The conventional wisdom is that students’ lack of engagement or distractability in class is due to such things as poor preparation, the break down of society, too much TV, too much time spent on the WWW, etc. Students seem to be “brain-dead” and need teaching strategies that are like IV systems that would give students the information they need because they can’t to do it themselves (Parker, 1993 ). Spoon feeding is the metaphor that comes to mind when I think about the problem. But, Parker (1993) argues conventional wisdom is mistaken.
Parker notes poor preparation, the break down of society, too much TV, etc. are not the most significant causes for students lack of engagement or distraction in class. Student fear is responsible for student underachievement. Students believe their lives have no meaning, the future has little to offer, and that adults don’t really care about their problems. Young people ” have been thoroughly marginalized by the elders of this society, and their deepest response is not an angry rejection of us but a fearful internalization of our rejection of them”(Parker, p.11). This fear causes students to hide behind masks of silence and indifference. Parker suggests educators aren’t even aware that students have this fear. Educators can’t recognize the fear in students because they don’t recognize the fear in themselves. This fear is the fear of rejection by students. Parker admits he doesn’t know any techniques to overcome the fear of rejection, but he says whenever he sees past his students silence and fear and tries to understand the inner lives of his students, his students learn more.

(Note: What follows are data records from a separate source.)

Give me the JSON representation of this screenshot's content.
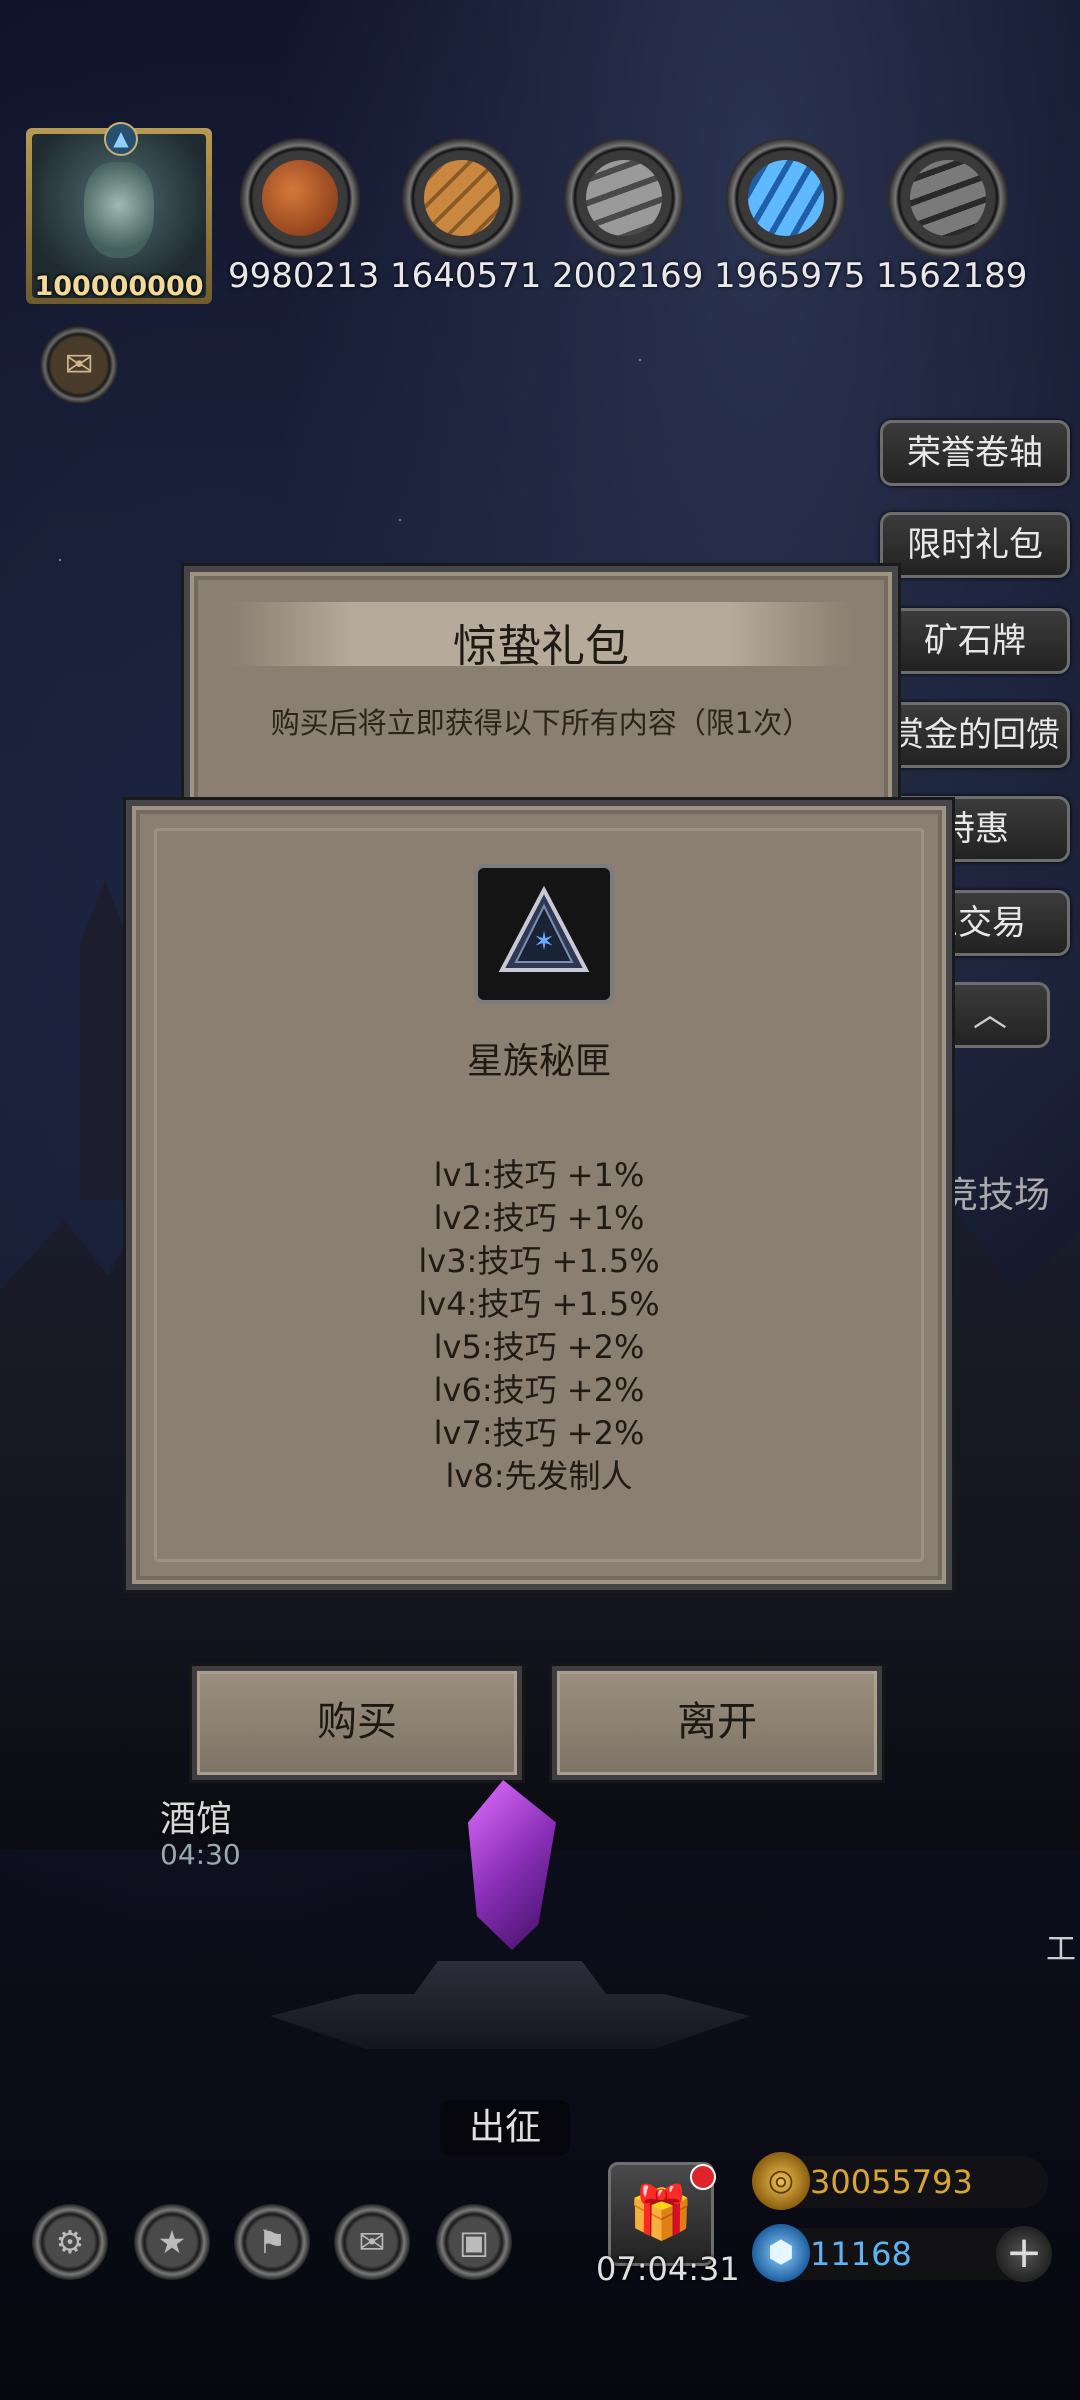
{
  "player": {
    "avatar_value": "100000000"
  },
  "resources": [
    {
      "icon": "meat-icon",
      "value": "9980213",
      "color": "#b5542a"
    },
    {
      "icon": "wood-icon",
      "value": "1640571",
      "color": "#b07a3a"
    },
    {
      "icon": "iron-icon",
      "value": "2002169",
      "color": "#8a8a8a"
    },
    {
      "icon": "crystal-icon",
      "value": "1965975",
      "color": "#3d8fd6"
    },
    {
      "icon": "steel-icon",
      "value": "1562189",
      "color": "#6a6a6a"
    }
  ],
  "side_menu": [
    "荣誉卷轴",
    "限时礼包",
    "矿石牌",
    "赏金的回馈",
    "特惠",
    "兰交易"
  ],
  "dialog": {
    "title": "惊蛰礼包",
    "subtitle": "购买后将立即获得以下所有内容（限1次）",
    "item_name": "星族秘匣",
    "levels": [
      "lv1:技巧 +1%",
      "lv2:技巧 +1%",
      "lv3:技巧 +1.5%",
      "lv4:技巧 +1.5%",
      "lv5:技巧 +2%",
      "lv6:技巧 +2%",
      "lv7:技巧 +2%",
      "lv8:先发制人"
    ],
    "buy_label": "购买",
    "leave_label": "离开"
  },
  "town": {
    "tavern_label": "酒馆",
    "tavern_time": "04:30",
    "expedition_label": "出征",
    "arena_label": "竞技场",
    "edge_label": "工"
  },
  "gift": {
    "timer": "07:04:31"
  },
  "currency": {
    "gold": "30055793",
    "gems": "11168",
    "gold_color": "#d9a634",
    "gem_color": "#5fb3f0"
  }
}
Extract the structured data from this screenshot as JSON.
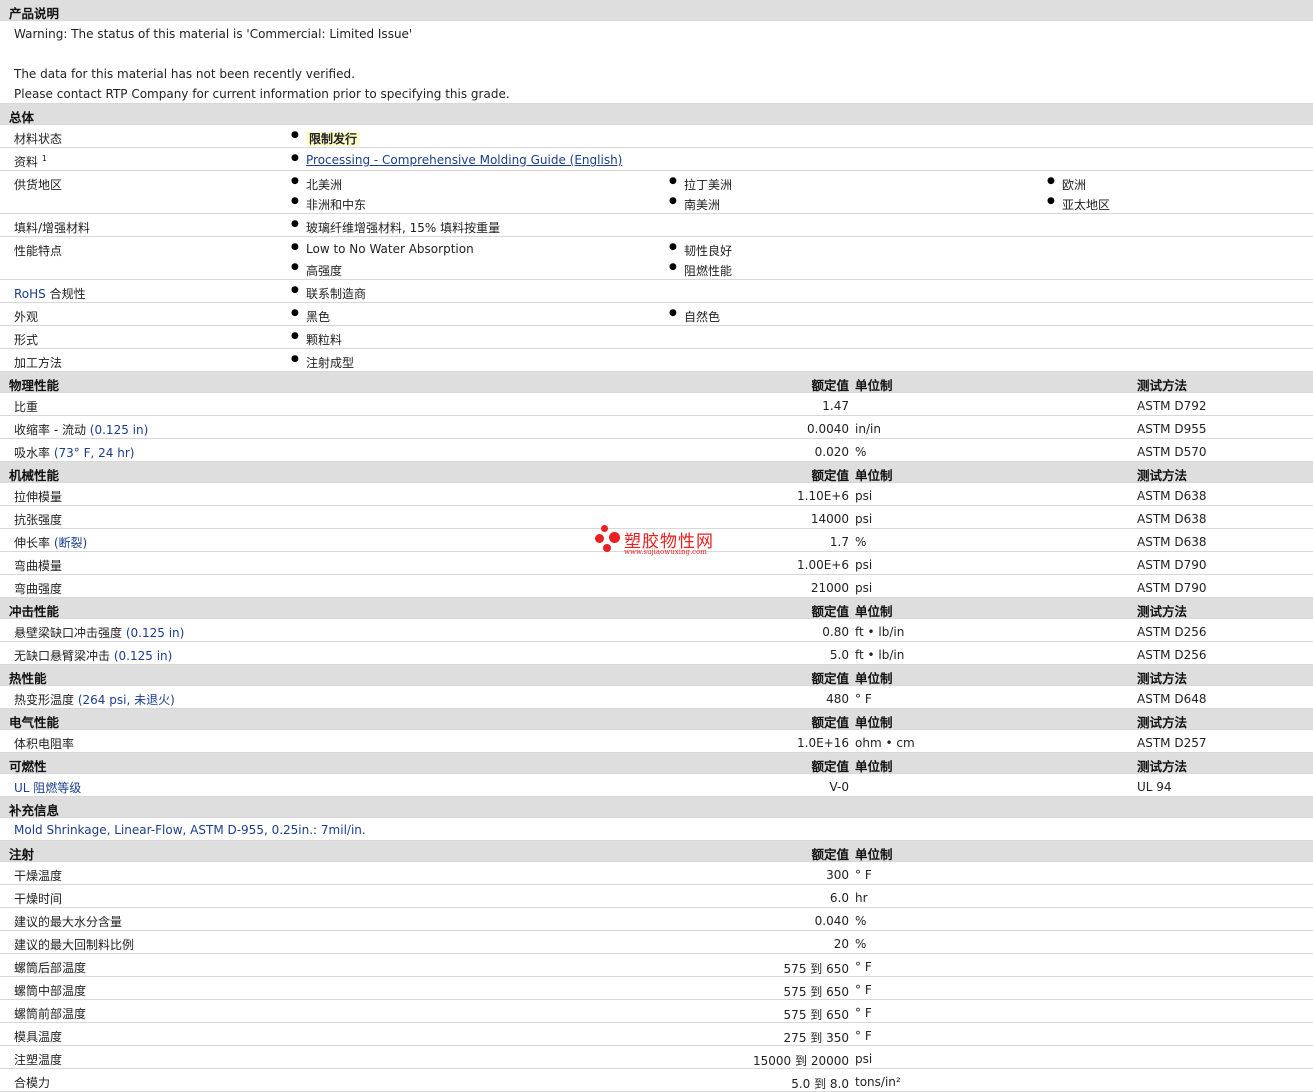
{
  "desc": {
    "title": "产品说明",
    "line1": "Warning: The status of this material is 'Commercial: Limited Issue'",
    "line2": "The data for this material has not been recently verified.",
    "line3": "Please contact RTP Company for current information prior to specifying this grade."
  },
  "general": {
    "title": "总体",
    "status_label": "材料状态",
    "status_value": "限制发行",
    "resource_label": "资料",
    "resource_sup": "1",
    "resource_link": "Processing - Comprehensive Molding Guide (English)",
    "supply_label": "供货地区",
    "supply": [
      "北美洲",
      "拉丁美洲",
      "欧洲",
      "非洲和中东",
      "南美洲",
      "亚太地区"
    ],
    "filler_label": "填料/增强材料",
    "filler_value": "玻璃纤维增强材料, 15% 填料按重量",
    "feature_label": "性能特点",
    "features": [
      "Low to No Water Absorption",
      "韧性良好",
      "高强度",
      "阻燃性能"
    ],
    "rohs_label_en": "RoHS",
    "rohs_label_cn": "合规性",
    "rohs_value": "联系制造商",
    "appearance_label": "外观",
    "appearance": [
      "黑色",
      "自然色"
    ],
    "form_label": "形式",
    "form_value": "颗粒料",
    "process_label": "加工方法",
    "process_value": "注射成型"
  },
  "cols": {
    "value": "额定值",
    "unit": "单位制",
    "test": "测试方法"
  },
  "physical": {
    "title": "物理性能",
    "rows": [
      {
        "label": "比重",
        "cond": "",
        "value": "1.47",
        "unit": "",
        "test": "ASTM D792"
      },
      {
        "label": "收缩率 - 流动",
        "cond": "(0.125 in)",
        "value": "0.0040",
        "unit": "in/in",
        "test": "ASTM D955"
      },
      {
        "label": "吸水率",
        "cond": "(73° F, 24 hr)",
        "value": "0.020",
        "unit": "%",
        "test": "ASTM D570"
      }
    ]
  },
  "mechanical": {
    "title": "机械性能",
    "rows": [
      {
        "label": "拉伸模量",
        "cond": "",
        "value": "1.10E+6",
        "unit": "psi",
        "test": "ASTM D638"
      },
      {
        "label": "抗张强度",
        "cond": "",
        "value": "14000",
        "unit": "psi",
        "test": "ASTM D638"
      },
      {
        "label": "伸长率",
        "cond": "(断裂)",
        "value": "1.7",
        "unit": "%",
        "test": "ASTM D638"
      },
      {
        "label": "弯曲模量",
        "cond": "",
        "value": "1.00E+6",
        "unit": "psi",
        "test": "ASTM D790"
      },
      {
        "label": "弯曲强度",
        "cond": "",
        "value": "21000",
        "unit": "psi",
        "test": "ASTM D790"
      }
    ]
  },
  "impact": {
    "title": "冲击性能",
    "rows": [
      {
        "label": "悬壁梁缺口冲击强度",
        "cond": "(0.125 in)",
        "value": "0.80",
        "unit": "ft • lb/in",
        "test": "ASTM D256"
      },
      {
        "label": "无缺口悬臂梁冲击",
        "cond": "(0.125 in)",
        "value": "5.0",
        "unit": "ft • lb/in",
        "test": "ASTM D256"
      }
    ]
  },
  "thermal": {
    "title": "热性能",
    "rows": [
      {
        "label": "热变形温度",
        "cond": "(264 psi, 未退火)",
        "value": "480",
        "unit": "° F",
        "test": "ASTM D648"
      }
    ]
  },
  "electrical": {
    "title": "电气性能",
    "rows": [
      {
        "label": "体积电阻率",
        "cond": "",
        "value": "1.0E+16",
        "unit": "ohm • cm",
        "test": "ASTM D257"
      }
    ]
  },
  "flammability": {
    "title": "可燃性",
    "rows": [
      {
        "label": "UL 阻燃等级",
        "cond": "",
        "value": "V-0",
        "unit": "",
        "test": "UL 94"
      }
    ]
  },
  "supplement": {
    "title": "补充信息",
    "text": "Mold Shrinkage, Linear-Flow, ASTM D-955, 0.25in.: 7mil/in."
  },
  "injection": {
    "title": "注射",
    "rows": [
      {
        "label": "干燥温度",
        "value": "300",
        "unit": "° F"
      },
      {
        "label": "干燥时间",
        "value": "6.0",
        "unit": "hr"
      },
      {
        "label": "建议的最大水分含量",
        "value": "0.040",
        "unit": "%"
      },
      {
        "label": "建议的最大回制料比例",
        "value": "20",
        "unit": "%"
      },
      {
        "label": "螺筒后部温度",
        "value": "575 到 650",
        "unit": "° F"
      },
      {
        "label": "螺筒中部温度",
        "value": "575 到 650",
        "unit": "° F"
      },
      {
        "label": "螺筒前部温度",
        "value": "575 到 650",
        "unit": "° F"
      },
      {
        "label": "模具温度",
        "value": "275 到 350",
        "unit": "° F"
      },
      {
        "label": "注塑温度",
        "value": "15000 到 20000",
        "unit": "psi"
      },
      {
        "label": "合模力",
        "value": "5.0 到 8.0",
        "unit": "tons/in²"
      }
    ]
  },
  "watermark": {
    "cn": "塑胶物性网",
    "en": "www.sujiaowuxing.com"
  }
}
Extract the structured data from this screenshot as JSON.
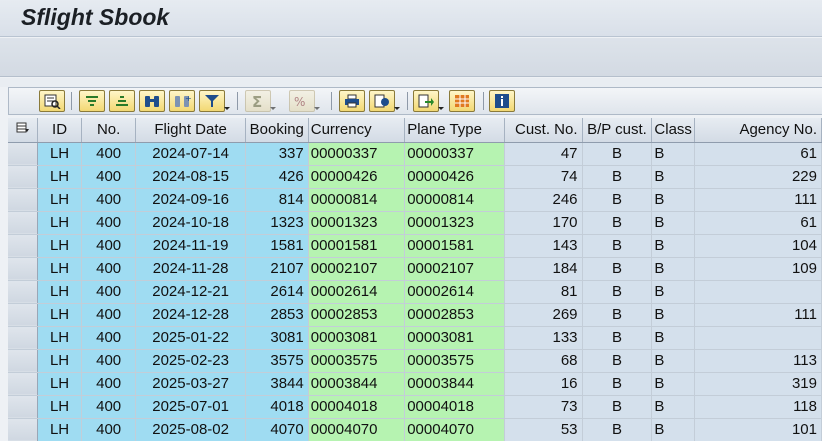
{
  "window": {
    "title": "Sflight Sbook"
  },
  "toolbar": {
    "buttons": [
      {
        "name": "details-button",
        "icon": "details-icon"
      },
      {
        "name": "sort-ascending-button",
        "icon": "sort-ascending-icon"
      },
      {
        "name": "sort-descending-button",
        "icon": "sort-descending-icon"
      },
      {
        "name": "find-button",
        "icon": "binoculars-icon"
      },
      {
        "name": "find-next-button",
        "icon": "find-next-icon"
      },
      {
        "name": "filter-button",
        "icon": "filter-icon"
      },
      {
        "name": "total-button",
        "icon": "sigma-icon"
      },
      {
        "name": "subtotal-button",
        "icon": "subtotal-icon"
      },
      {
        "name": "print-button",
        "icon": "printer-icon"
      },
      {
        "name": "views-button",
        "icon": "views-icon"
      },
      {
        "name": "export-button",
        "icon": "export-icon"
      },
      {
        "name": "layout-button",
        "icon": "layout-grid-icon"
      },
      {
        "name": "info-button",
        "icon": "info-icon"
      }
    ]
  },
  "grid": {
    "columns": [
      "ID",
      "No.",
      "Flight Date",
      "Booking",
      "Currency",
      "Plane Type",
      "Cust. No.",
      "B/P cust.",
      "Class",
      "Agency No."
    ],
    "rows": [
      [
        "LH",
        "400",
        "2024-07-14",
        "337",
        "00000337",
        "00000337",
        "47",
        "B",
        "B",
        "61"
      ],
      [
        "LH",
        "400",
        "2024-08-15",
        "426",
        "00000426",
        "00000426",
        "74",
        "B",
        "B",
        "229"
      ],
      [
        "LH",
        "400",
        "2024-09-16",
        "814",
        "00000814",
        "00000814",
        "246",
        "B",
        "B",
        "111"
      ],
      [
        "LH",
        "400",
        "2024-10-18",
        "1323",
        "00001323",
        "00001323",
        "170",
        "B",
        "B",
        "61"
      ],
      [
        "LH",
        "400",
        "2024-11-19",
        "1581",
        "00001581",
        "00001581",
        "143",
        "B",
        "B",
        "104"
      ],
      [
        "LH",
        "400",
        "2024-11-28",
        "2107",
        "00002107",
        "00002107",
        "184",
        "B",
        "B",
        "109"
      ],
      [
        "LH",
        "400",
        "2024-12-21",
        "2614",
        "00002614",
        "00002614",
        "81",
        "B",
        "B",
        ""
      ],
      [
        "LH",
        "400",
        "2024-12-28",
        "2853",
        "00002853",
        "00002853",
        "269",
        "B",
        "B",
        "111"
      ],
      [
        "LH",
        "400",
        "2025-01-22",
        "3081",
        "00003081",
        "00003081",
        "133",
        "B",
        "B",
        ""
      ],
      [
        "LH",
        "400",
        "2025-02-23",
        "3575",
        "00003575",
        "00003575",
        "68",
        "B",
        "B",
        "113"
      ],
      [
        "LH",
        "400",
        "2025-03-27",
        "3844",
        "00003844",
        "00003844",
        "16",
        "B",
        "B",
        "319"
      ],
      [
        "LH",
        "400",
        "2025-07-01",
        "4018",
        "00004018",
        "00004018",
        "73",
        "B",
        "B",
        "118"
      ],
      [
        "LH",
        "400",
        "2025-08-02",
        "4070",
        "00004070",
        "00004070",
        "53",
        "B",
        "B",
        "101"
      ]
    ]
  },
  "colors": {
    "key_column": "#9fdcf2",
    "text_column": "#b6f3b1",
    "plain_column": "#d4e0ec"
  }
}
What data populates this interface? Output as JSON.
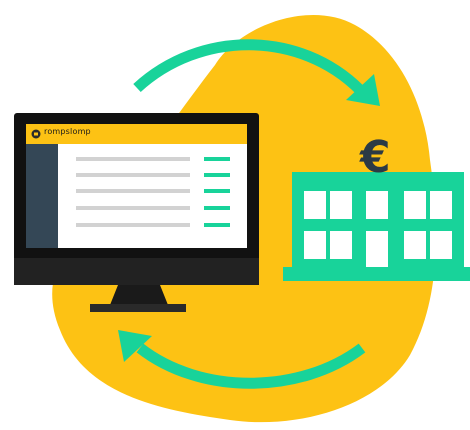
{
  "brand": {
    "logo_text": "rompslomp"
  },
  "bank": {
    "currency_symbol": "€"
  },
  "colors": {
    "blob": "#FDC214",
    "arrow": "#18D39A",
    "building": "#18D39A",
    "monitor": "#111111",
    "screen_header": "#FDC214",
    "screen_sidebar": "#344756",
    "euro": "#2B3A45"
  }
}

I have to agree with Parker when he says when we try to know and understand the inner lives of students, students learn more. In order to get to know the inner lives of students, we need to build authentic relationships with students. The bonds of trust that develop between teachers and students within a positive relationship leads to a more positive classroom climate and more student success. It’s been my experience that when students feel more accepted for who they are by their teachers, the fear of rejection no longer exists to thwart student success.
The Courage to Teach by Parker J. Palmer